If you think the subfield test is wrong then you should go back and review why it's sound. Indeed, the test tells us $0=a-a\in A$, hence $0-a\in A$ for all $a\in A$, so it's closed under additive inverses, and $1=aa^{-1}\in A$ for any nonzero $a\in A$, hence $1\in A$ and $1a^{-1}\in A$ for all nonzero $a\in A$, so it's also closed under multiplicative inverses. Addition is $a-(0-b)$ and multiplication $a(1b^{-1})^{-1}$, so the subset is closed under addition, subtraction, multiplication, division, it has $0$ and $1$, so it is a subfield. Hence we *do* know $ab^{-1}+cd^{-1}\in A$ if $a,b,c,d\in A$.

You say you don't think $T$ should be a subfield, but your intuition should suggest the opposite conclusion: $T$ is the set of all ratios between sums of $1$ and their additive inverses, which is *exactly* what the rationals $\Bbb Q$ are! This doesn't require the subfield test per se: one may argue that $T$ is a field in the exact same way that one argues $\Bbb Q$ is a field! Should be a trip down memory lane.

As for the intersection discussion: the prime subfield of a field is the minimal field, which has no smaller subfields, and one may prove that it is equal to the intersection of all subfields. Since $1$ is contained in all subfields, so are its sums and additive inverses, and their ratios, all by the closure property of the operations, so it follows that $T$ is contained in all subfields hence their intersection, hence the intersection *equals* $T$, hence $T$ is a prime subfield. Since $T\cong\Bbb Q$, this means we have shown that the field contains a prime subfield which is just a copy of $\Bbb Q$.

## Best Answer

Let $q=np$ for $n\in \mathbb{Z}^+$ and consider the expression $$(a+b)^{np}=\sum_{k=0}^{np}{np \choose k} a^{np-k}b^k$$ and again notice that if $p\mid {np \choose k}$ for $k\in \lbrace 1,2,3,\dots, np-1\rbrace$ then the claim follows, but it is false in general.

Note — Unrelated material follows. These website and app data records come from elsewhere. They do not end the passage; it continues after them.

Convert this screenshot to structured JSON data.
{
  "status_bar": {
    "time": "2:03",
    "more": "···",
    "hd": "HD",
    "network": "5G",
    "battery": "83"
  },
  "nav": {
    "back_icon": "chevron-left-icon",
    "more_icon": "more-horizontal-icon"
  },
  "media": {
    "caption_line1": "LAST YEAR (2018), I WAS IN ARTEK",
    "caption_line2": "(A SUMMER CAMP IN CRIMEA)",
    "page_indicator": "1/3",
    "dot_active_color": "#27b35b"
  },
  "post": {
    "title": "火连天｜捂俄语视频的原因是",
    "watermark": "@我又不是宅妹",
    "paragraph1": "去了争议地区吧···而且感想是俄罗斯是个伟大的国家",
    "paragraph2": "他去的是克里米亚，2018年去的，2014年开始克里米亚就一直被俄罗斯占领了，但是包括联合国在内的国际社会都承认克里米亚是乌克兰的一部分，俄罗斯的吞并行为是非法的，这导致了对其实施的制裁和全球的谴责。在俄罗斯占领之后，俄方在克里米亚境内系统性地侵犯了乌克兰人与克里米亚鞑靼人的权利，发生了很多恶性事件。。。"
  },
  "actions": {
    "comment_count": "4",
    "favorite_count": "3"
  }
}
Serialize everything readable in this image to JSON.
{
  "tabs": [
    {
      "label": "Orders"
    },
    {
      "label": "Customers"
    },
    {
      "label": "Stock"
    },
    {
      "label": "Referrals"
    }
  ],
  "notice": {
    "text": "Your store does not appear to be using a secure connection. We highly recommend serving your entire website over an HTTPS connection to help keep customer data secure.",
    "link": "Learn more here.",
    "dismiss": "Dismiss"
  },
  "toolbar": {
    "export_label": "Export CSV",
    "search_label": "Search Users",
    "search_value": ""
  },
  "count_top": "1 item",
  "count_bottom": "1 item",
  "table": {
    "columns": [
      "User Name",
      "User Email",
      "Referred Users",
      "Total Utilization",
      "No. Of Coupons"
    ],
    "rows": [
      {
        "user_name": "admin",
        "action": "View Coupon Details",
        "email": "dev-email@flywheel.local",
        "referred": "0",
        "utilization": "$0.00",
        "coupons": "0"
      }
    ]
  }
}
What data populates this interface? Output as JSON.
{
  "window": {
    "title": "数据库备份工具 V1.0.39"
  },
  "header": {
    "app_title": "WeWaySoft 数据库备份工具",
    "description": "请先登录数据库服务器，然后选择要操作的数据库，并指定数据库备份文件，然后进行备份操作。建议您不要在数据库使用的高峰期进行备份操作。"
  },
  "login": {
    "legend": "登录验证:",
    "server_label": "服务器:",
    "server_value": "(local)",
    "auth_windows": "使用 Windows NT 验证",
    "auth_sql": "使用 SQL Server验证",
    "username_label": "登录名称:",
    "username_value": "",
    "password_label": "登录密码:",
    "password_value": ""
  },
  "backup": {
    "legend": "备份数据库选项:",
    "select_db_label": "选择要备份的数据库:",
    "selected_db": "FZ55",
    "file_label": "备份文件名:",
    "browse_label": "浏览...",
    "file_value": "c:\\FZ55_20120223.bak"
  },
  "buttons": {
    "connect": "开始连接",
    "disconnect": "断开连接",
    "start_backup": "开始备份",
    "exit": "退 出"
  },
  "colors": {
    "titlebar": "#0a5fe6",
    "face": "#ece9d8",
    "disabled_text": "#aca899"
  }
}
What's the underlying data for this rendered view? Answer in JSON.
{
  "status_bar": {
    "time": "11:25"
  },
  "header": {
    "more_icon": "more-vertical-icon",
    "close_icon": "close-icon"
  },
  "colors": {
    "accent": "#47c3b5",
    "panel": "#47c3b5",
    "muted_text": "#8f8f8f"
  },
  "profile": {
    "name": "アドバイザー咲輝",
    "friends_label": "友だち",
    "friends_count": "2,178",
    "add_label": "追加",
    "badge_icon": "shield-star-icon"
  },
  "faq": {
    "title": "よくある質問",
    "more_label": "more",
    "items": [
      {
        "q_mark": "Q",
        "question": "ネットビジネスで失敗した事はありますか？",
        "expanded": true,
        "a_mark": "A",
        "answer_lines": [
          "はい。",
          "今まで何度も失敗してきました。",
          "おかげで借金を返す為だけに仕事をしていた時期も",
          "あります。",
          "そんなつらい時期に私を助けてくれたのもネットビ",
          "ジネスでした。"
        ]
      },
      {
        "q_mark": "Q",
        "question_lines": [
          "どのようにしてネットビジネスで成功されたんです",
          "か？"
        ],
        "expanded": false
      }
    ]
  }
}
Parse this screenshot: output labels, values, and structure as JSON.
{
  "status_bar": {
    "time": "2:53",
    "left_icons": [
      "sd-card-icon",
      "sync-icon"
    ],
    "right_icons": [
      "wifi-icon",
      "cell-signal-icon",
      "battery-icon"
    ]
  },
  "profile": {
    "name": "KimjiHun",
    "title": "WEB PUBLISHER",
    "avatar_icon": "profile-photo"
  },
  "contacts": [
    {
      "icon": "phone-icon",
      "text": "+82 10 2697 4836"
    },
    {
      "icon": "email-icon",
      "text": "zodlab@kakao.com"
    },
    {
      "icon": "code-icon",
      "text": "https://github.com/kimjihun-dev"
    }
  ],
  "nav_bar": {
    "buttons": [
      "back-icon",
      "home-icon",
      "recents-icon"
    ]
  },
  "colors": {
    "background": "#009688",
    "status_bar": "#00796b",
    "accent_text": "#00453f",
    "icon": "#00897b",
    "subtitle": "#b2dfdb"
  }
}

Let $n=2$ and $p=3$. Then $3$ doesn't divide ${6 \choose 3}=20$.

Probably you want write $q=p^n$ for $\mathbb{Z}^+$ in which case the assertion is true, and the proof consist of give a easy generalization for $$p\mid {p^n \choose k}$$ for $k\in \lbrace 1,2,\dots, p^n-1\rbrace$ which can be done by Lucas Theorem.